• **What is needed**: Pull out every line below that holds the word "votre".

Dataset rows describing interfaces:
########################################
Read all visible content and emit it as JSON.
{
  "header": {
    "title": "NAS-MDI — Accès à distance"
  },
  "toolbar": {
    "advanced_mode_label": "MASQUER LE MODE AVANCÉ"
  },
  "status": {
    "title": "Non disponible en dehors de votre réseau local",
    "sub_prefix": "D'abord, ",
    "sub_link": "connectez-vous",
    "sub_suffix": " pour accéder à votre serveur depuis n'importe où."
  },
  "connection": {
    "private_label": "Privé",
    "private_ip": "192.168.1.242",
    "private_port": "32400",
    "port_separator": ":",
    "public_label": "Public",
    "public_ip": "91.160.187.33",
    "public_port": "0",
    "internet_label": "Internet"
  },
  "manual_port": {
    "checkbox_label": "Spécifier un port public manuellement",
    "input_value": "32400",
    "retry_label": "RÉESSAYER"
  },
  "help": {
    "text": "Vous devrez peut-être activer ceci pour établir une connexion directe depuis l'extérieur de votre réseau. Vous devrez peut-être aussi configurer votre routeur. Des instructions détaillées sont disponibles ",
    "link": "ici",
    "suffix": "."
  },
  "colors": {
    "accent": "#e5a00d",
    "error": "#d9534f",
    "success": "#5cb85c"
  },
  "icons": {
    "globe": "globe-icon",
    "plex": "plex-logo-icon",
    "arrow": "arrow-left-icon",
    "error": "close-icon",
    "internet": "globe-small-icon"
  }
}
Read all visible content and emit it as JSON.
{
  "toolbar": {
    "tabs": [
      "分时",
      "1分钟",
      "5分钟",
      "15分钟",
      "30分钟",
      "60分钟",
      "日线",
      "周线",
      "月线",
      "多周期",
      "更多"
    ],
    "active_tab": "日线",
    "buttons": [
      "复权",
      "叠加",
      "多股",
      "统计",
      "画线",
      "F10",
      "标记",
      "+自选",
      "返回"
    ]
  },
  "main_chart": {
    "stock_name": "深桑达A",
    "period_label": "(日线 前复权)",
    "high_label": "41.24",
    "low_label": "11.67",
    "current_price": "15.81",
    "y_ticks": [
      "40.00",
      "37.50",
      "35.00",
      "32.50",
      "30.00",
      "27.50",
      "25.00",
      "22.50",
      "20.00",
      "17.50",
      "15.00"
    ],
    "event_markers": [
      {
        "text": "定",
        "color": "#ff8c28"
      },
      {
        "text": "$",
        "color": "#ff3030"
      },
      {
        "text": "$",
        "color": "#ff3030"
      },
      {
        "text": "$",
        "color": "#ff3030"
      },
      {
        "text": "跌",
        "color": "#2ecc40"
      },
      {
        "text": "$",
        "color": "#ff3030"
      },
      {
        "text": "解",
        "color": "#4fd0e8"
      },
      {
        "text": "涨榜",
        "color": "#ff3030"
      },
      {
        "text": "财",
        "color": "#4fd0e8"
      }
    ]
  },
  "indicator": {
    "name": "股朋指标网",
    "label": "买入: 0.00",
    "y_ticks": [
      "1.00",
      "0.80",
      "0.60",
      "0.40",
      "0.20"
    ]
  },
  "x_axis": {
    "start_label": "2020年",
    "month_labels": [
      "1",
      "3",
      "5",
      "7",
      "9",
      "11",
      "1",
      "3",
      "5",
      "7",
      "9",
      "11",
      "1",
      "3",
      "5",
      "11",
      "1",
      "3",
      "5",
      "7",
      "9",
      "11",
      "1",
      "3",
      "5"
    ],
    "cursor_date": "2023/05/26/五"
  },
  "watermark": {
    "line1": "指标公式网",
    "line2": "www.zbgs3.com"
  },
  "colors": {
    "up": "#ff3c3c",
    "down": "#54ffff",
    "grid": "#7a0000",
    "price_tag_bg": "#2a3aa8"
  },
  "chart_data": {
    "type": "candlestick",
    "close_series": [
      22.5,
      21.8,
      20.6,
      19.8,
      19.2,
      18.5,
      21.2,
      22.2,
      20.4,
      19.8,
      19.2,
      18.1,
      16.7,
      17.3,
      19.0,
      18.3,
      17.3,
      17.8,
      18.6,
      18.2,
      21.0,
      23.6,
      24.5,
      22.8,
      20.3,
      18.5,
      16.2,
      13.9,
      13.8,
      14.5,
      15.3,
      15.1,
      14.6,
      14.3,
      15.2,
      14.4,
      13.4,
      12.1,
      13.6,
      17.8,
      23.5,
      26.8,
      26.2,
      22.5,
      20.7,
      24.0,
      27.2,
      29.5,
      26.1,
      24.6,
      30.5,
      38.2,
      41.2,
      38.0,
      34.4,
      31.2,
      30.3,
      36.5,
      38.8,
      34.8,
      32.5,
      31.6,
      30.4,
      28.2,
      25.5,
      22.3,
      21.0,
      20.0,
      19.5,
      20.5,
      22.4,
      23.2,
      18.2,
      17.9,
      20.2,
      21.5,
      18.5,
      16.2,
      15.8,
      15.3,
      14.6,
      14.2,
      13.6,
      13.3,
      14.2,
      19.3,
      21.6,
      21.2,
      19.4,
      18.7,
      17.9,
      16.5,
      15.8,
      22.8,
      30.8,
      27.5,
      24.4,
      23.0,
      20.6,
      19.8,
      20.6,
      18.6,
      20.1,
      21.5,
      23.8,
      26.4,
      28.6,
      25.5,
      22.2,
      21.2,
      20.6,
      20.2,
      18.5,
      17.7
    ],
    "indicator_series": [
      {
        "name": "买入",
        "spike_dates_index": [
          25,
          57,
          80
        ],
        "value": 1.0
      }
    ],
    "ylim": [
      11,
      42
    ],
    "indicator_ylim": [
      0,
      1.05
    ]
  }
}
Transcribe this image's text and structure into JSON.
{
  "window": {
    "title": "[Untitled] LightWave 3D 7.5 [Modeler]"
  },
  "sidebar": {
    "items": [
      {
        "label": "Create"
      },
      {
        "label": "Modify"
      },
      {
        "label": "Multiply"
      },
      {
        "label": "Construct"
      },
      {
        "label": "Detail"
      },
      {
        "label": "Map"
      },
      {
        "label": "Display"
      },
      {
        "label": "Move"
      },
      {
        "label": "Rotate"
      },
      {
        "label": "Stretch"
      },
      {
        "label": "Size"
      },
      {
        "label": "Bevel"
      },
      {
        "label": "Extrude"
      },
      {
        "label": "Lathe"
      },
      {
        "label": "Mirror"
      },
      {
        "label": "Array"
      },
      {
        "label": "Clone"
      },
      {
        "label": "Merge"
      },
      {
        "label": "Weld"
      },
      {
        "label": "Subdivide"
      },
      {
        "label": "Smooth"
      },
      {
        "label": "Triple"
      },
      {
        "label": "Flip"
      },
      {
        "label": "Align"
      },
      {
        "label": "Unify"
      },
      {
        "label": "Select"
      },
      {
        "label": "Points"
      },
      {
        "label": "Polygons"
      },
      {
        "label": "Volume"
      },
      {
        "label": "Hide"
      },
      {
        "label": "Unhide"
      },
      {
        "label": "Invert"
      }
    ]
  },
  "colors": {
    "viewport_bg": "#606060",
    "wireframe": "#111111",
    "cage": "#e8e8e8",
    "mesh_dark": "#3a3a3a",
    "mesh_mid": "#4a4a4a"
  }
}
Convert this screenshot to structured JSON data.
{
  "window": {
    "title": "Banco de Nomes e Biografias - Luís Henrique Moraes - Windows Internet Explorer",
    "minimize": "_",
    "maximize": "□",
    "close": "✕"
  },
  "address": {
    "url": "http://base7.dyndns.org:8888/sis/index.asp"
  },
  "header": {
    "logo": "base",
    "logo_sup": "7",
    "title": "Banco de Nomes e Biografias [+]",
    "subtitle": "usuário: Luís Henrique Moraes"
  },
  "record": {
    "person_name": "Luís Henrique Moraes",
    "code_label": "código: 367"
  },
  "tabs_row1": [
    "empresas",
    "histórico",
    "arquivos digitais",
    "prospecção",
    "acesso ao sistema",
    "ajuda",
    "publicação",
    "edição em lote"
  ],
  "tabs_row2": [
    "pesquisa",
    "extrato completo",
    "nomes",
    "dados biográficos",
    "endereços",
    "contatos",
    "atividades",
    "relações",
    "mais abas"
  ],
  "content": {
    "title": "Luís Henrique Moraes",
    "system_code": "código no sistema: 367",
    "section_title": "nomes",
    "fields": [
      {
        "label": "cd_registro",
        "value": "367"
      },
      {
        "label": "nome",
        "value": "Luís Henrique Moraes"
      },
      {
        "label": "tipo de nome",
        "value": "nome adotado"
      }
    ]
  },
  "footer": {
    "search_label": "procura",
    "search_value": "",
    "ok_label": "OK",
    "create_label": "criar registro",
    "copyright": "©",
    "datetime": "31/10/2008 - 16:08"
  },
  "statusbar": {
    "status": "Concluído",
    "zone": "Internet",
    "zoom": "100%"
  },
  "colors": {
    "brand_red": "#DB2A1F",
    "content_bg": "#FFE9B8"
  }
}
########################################
• **Written response**:
    "title": "Non disponible en dehors de votre réseau local",
    "sub_suffix": " pour accéder à votre serveur depuis n'importe où."
    "text": "Vous devrez peut-être activer ceci pour établir une connexion directe depuis l'extérieur de votre réseau. Vous devrez peut-être aussi configurer votre routeur. Des instructions détaillées sont disponibles ",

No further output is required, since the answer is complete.